━━━ Given records ━━━
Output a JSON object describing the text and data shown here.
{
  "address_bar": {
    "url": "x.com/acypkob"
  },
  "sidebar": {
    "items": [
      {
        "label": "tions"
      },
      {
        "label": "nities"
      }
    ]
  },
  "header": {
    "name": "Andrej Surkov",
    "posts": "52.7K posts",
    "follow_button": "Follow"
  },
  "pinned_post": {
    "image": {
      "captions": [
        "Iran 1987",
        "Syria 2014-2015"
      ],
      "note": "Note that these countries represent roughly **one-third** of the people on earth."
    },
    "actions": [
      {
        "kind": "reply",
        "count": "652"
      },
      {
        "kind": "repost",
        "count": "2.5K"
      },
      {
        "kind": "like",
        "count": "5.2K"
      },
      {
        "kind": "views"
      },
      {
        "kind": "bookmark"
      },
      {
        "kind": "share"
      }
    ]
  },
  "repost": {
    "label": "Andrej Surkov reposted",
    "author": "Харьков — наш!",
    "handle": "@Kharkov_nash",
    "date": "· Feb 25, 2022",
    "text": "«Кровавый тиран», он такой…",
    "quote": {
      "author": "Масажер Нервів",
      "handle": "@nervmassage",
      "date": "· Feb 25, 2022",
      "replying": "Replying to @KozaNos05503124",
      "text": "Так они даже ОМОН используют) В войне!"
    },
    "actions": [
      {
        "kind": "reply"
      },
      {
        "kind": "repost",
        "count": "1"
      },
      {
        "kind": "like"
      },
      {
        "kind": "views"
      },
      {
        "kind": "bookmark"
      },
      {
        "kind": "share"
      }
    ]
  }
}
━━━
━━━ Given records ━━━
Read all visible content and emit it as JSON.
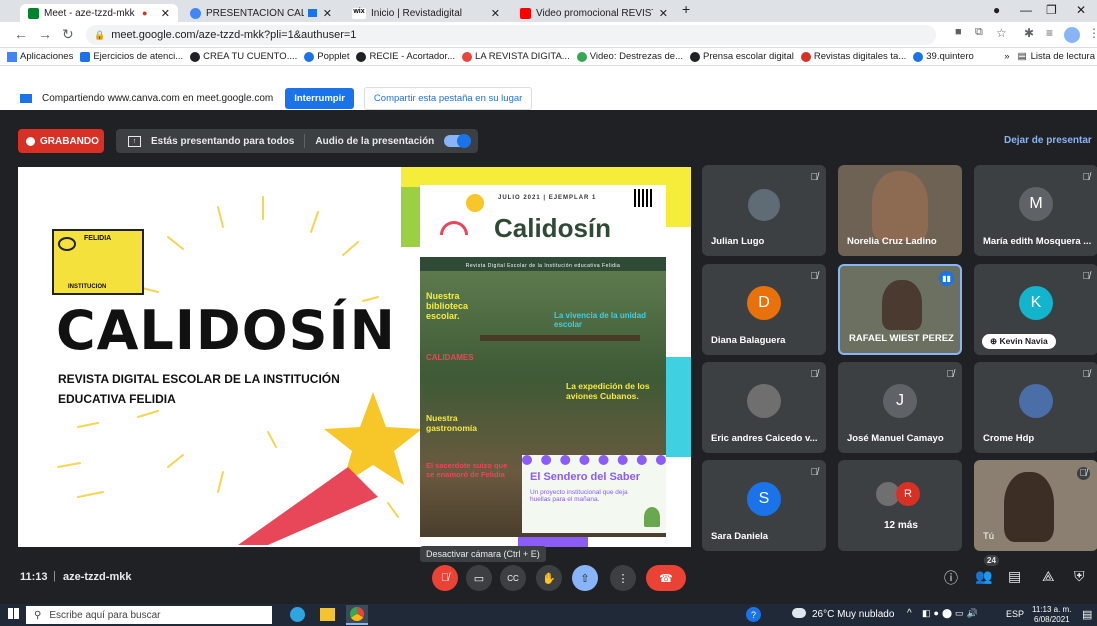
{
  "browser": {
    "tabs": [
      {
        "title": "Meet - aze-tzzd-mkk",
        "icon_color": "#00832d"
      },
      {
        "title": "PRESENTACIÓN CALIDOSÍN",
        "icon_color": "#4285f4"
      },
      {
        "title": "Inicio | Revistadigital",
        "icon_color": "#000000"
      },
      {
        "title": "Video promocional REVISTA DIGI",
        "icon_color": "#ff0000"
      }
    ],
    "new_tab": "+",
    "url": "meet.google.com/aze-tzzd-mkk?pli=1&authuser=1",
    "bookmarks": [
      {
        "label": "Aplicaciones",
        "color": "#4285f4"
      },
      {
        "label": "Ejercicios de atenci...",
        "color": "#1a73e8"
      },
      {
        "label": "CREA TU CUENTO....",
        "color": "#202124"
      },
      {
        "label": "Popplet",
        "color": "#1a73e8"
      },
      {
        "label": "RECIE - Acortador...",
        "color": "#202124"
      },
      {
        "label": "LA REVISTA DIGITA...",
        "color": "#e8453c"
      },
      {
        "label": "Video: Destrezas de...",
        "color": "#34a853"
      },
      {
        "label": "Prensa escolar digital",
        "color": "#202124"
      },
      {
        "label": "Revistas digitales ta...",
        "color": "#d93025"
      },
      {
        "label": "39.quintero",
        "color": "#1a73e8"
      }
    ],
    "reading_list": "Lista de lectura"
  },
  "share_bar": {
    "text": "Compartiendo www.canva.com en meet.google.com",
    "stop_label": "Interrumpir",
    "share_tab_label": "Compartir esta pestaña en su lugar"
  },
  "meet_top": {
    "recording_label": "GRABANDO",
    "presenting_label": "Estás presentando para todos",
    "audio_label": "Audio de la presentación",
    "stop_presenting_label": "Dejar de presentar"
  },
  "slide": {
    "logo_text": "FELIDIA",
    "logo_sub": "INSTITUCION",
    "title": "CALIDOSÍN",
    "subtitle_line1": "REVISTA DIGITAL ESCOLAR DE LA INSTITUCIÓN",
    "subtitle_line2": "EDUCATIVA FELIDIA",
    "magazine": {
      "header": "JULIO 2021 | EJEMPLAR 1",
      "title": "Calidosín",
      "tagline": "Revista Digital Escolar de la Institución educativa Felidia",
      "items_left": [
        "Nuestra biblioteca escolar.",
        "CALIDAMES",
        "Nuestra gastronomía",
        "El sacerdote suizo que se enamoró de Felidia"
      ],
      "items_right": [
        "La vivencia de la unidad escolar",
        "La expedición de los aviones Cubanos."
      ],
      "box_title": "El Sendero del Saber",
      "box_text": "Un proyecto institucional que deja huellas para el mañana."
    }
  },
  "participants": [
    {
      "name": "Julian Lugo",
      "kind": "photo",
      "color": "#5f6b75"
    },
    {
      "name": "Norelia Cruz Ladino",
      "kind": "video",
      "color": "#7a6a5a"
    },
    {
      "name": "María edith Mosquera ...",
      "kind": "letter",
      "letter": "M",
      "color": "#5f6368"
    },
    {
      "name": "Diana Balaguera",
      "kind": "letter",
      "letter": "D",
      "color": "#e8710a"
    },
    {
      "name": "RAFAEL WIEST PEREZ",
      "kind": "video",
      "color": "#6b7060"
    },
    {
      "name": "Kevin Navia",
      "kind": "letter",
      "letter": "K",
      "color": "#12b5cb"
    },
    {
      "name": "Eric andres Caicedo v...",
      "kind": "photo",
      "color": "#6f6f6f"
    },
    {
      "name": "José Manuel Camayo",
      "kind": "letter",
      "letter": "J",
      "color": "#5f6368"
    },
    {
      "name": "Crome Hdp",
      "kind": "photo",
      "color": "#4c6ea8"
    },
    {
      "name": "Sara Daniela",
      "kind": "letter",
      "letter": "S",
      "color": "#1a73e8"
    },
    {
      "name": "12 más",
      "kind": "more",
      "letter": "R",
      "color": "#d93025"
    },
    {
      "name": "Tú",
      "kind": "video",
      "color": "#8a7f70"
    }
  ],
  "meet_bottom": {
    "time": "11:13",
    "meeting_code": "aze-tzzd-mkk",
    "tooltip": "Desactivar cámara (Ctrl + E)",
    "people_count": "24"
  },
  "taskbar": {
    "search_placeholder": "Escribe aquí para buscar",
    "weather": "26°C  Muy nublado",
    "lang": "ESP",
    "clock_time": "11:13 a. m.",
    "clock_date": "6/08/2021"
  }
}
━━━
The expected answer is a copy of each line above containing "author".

--- Your solution ---
    "author": "Харьков — наш!",
      "author": "Масажер Нервів",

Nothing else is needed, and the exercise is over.